If you’ve no idea what words such as ‘Floss’ and ‘Fortnite’ are, then you clearly have been living in a glorious bubble undimmed by the tiresome trivialities that permeate the rest of the world. Concerned parents across the globe can testify to the game’s attraction as children obsess over the characters, the various skins they can purchase and the online glory they can earn.
But is it possible to sue over a dance? I suppose if someone is making money from something you produced then it’s within the realm of possibility. But the burden of proof would have to lie with the person making the claim. That is the tricky part.
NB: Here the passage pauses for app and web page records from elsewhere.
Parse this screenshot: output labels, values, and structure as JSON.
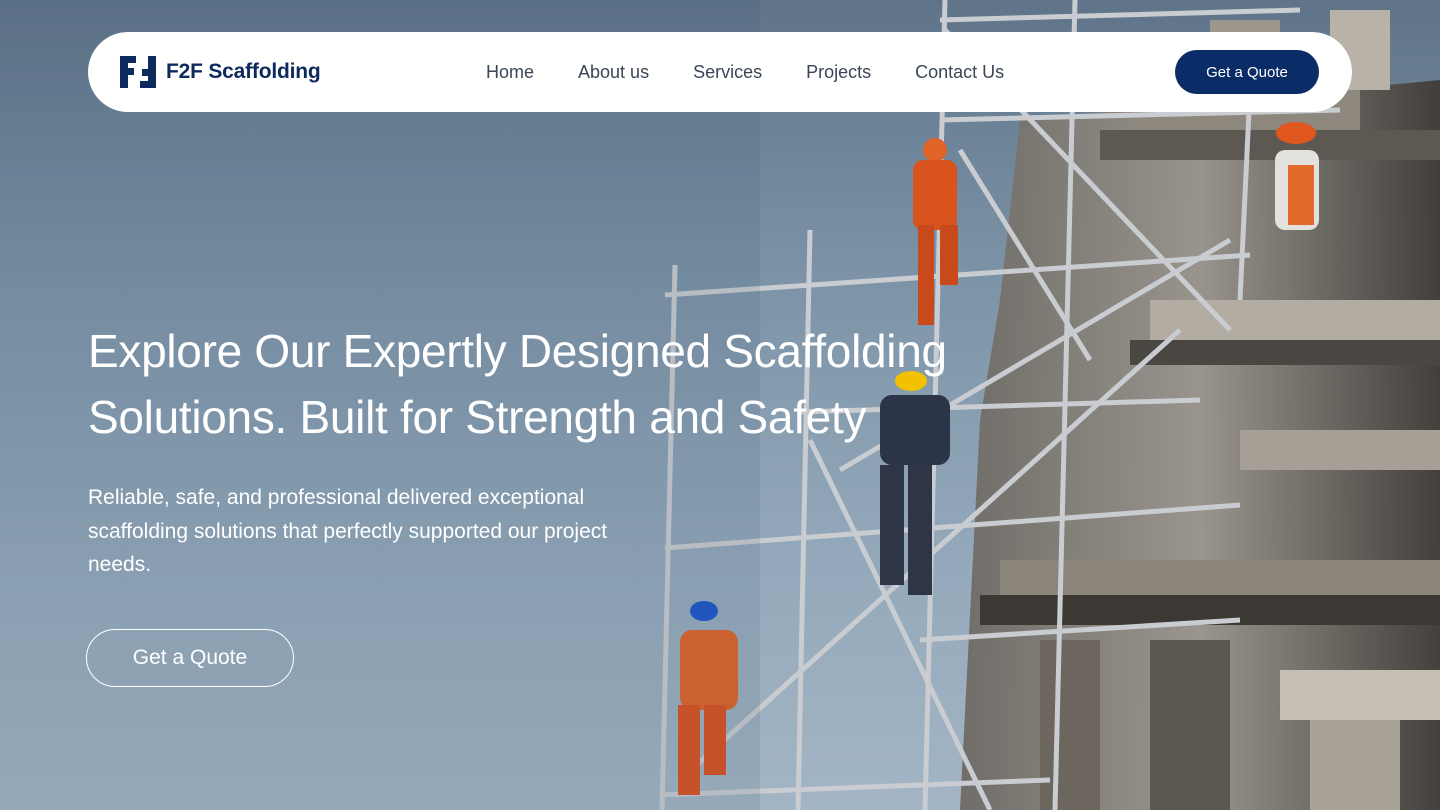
{
  "brand": {
    "name": "F2F Scaffolding",
    "logo_icon": "f2f-logo-icon"
  },
  "nav": {
    "links": [
      "Home",
      "About us",
      "Services",
      "Projects",
      "Contact Us"
    ],
    "cta_label": "Get a Quote"
  },
  "hero": {
    "headline_line1": "Explore Our Expertly Designed Scaffolding",
    "headline_line2": "Solutions. Built for Strength and Safety",
    "subtext": "Reliable, safe, and professional delivered exceptional scaffolding solutions that perfectly supported our project needs.",
    "cta_label": "Get a Quote"
  },
  "colors": {
    "brand_navy": "#0b2d67",
    "nav_text": "#3a4556",
    "sky": "#7d94a8",
    "worker_orange": "#d9531f"
  }
}
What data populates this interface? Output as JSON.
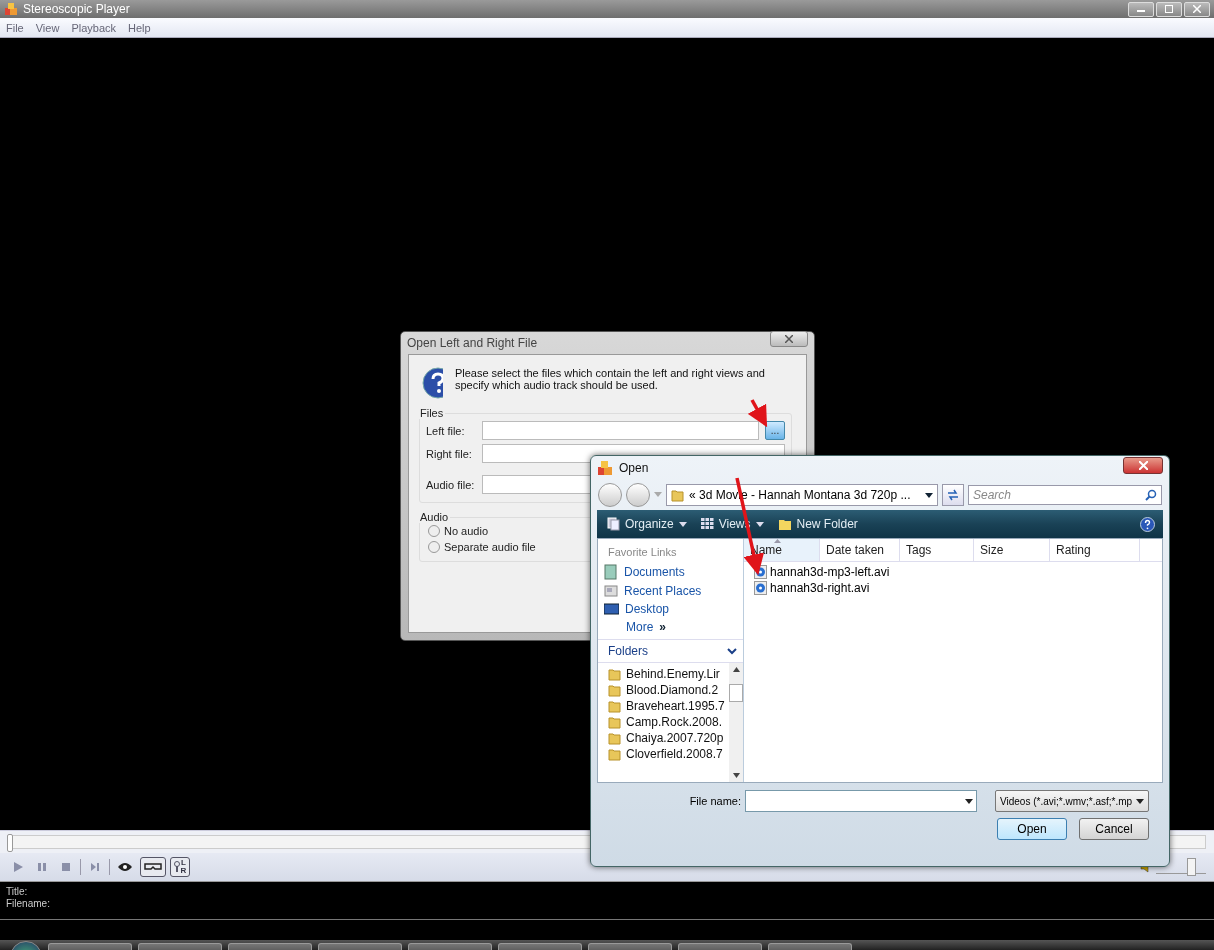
{
  "window": {
    "title": "Stereoscopic Player"
  },
  "menu": [
    "File",
    "View",
    "Playback",
    "Help"
  ],
  "player": {
    "seek": {
      "level": 0
    },
    "controls": [
      {
        "kind": "play"
      },
      {
        "kind": "pause"
      },
      {
        "kind": "stop"
      },
      {
        "kind": "sep"
      },
      {
        "kind": "next"
      },
      {
        "kind": "sep"
      }
    ],
    "toggles": [
      {
        "kind": "eye",
        "pressed": false
      },
      {
        "kind": "glasses",
        "pressed": true
      },
      {
        "kind": "lr",
        "pressed": true
      }
    ],
    "lr_letters": [
      "L",
      "R"
    ],
    "volume": {
      "level": 0.7
    },
    "info": [
      "Title:",
      "Filename:"
    ]
  },
  "lr_dialog": {
    "title": "Open Left and Right File",
    "instructions": "Please select the files which contain the left and right views and specify which audio track should be used.",
    "files_group": "Files",
    "fields": [
      {
        "label": "Left file:",
        "browse": "..."
      },
      {
        "label": "Right file:"
      },
      {
        "label": "Audio file:"
      }
    ],
    "audio_group": "Audio",
    "radios": [
      {
        "label": "No audio",
        "selected": false
      },
      {
        "label": "Separate audio file",
        "selected": false
      }
    ]
  },
  "open_dialog": {
    "title": "Open",
    "address": "« 3d Movie - Hannah Montana 3d 720p ...",
    "search": {
      "placeholder": "Search"
    },
    "toolbar": [
      "Organize",
      "Views",
      "New Folder"
    ],
    "favorites_header": "Favorite Links",
    "favorites": [
      "Documents",
      "Recent Places",
      "Desktop"
    ],
    "more": "More",
    "more_glyph": "»",
    "folders_header": "Folders",
    "folders": [
      "Behind.Enemy.Lir",
      "Blood.Diamond.2",
      "Braveheart.1995.7",
      "Camp.Rock.2008.",
      "Chaiya.2007.720p",
      "Cloverfield.2008.7"
    ],
    "columns": [
      "Name",
      "Date taken",
      "Tags",
      "Size",
      "Rating"
    ],
    "files": [
      {
        "name": "hannah3d-mp3-left.avi",
        "selected": false
      },
      {
        "name": "hannah3d-right.avi",
        "selected": false
      }
    ],
    "filename_label": "File name:",
    "filetype": "Videos (*.avi;*.wmv;*.asf;*.mp",
    "buttons": [
      "Open",
      "Cancel"
    ]
  }
}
And then you have to make sure there’s no evidence that the dance was ‘stolen’ from someone else and that it is in fact ‘your dance’.
When it becomes a social dance
Surely many dances involve ‘borrowing’ other moves from other performers? I read somewhere that if a dance has become so seeped into the collective conscience it can become a ‘social’ dance and as such cannot be claimed by an individual as ‘their’ dance, and therefore they cannot sue those who use it. Think of the Conga, or the wedding favourite in my hometown of Derry, the cringeworthy ‘Rock the Boat’. For those blissfully ignorant of aid dance, it involves adults, no doubt lubricated with their favourite tipple, sitting on the ground in the middle of the dance floor in a long line, legs akimbo with the other person in front of them. It’s truly frightening.
I wonder if Fortnite’s solicitors can claim this ‘social dance’ as a defence for their use of the ‘Carlton’ and other such dances that their characters perform. But if a dance is a complete piece then there is a basis for ownership and protection of copyright, you’d think. However, if it’s simply a small move then surely it’s not eligible for litigation.
Others may think that some of these ‘dance’ creators should be the ones being sued for subjecting us to millions of children throwing their arms around at speeds unknown and thumping everything and everyone in their path. It will be interesting to see how it all pans out and whether the powers that be declare the Fortnite games within their rights or ban them from using the dance lest they pay for the privilege.
In the meantime we will have to endure more children dancing the Floss and attempting the Carlton — which I’m sure, when they’re adults, will join Rock the Boat and many others as dances and music that belong firmly in the boundaries of the wedding party.
Christina Curran is freelance journalist based in Northern Ireland.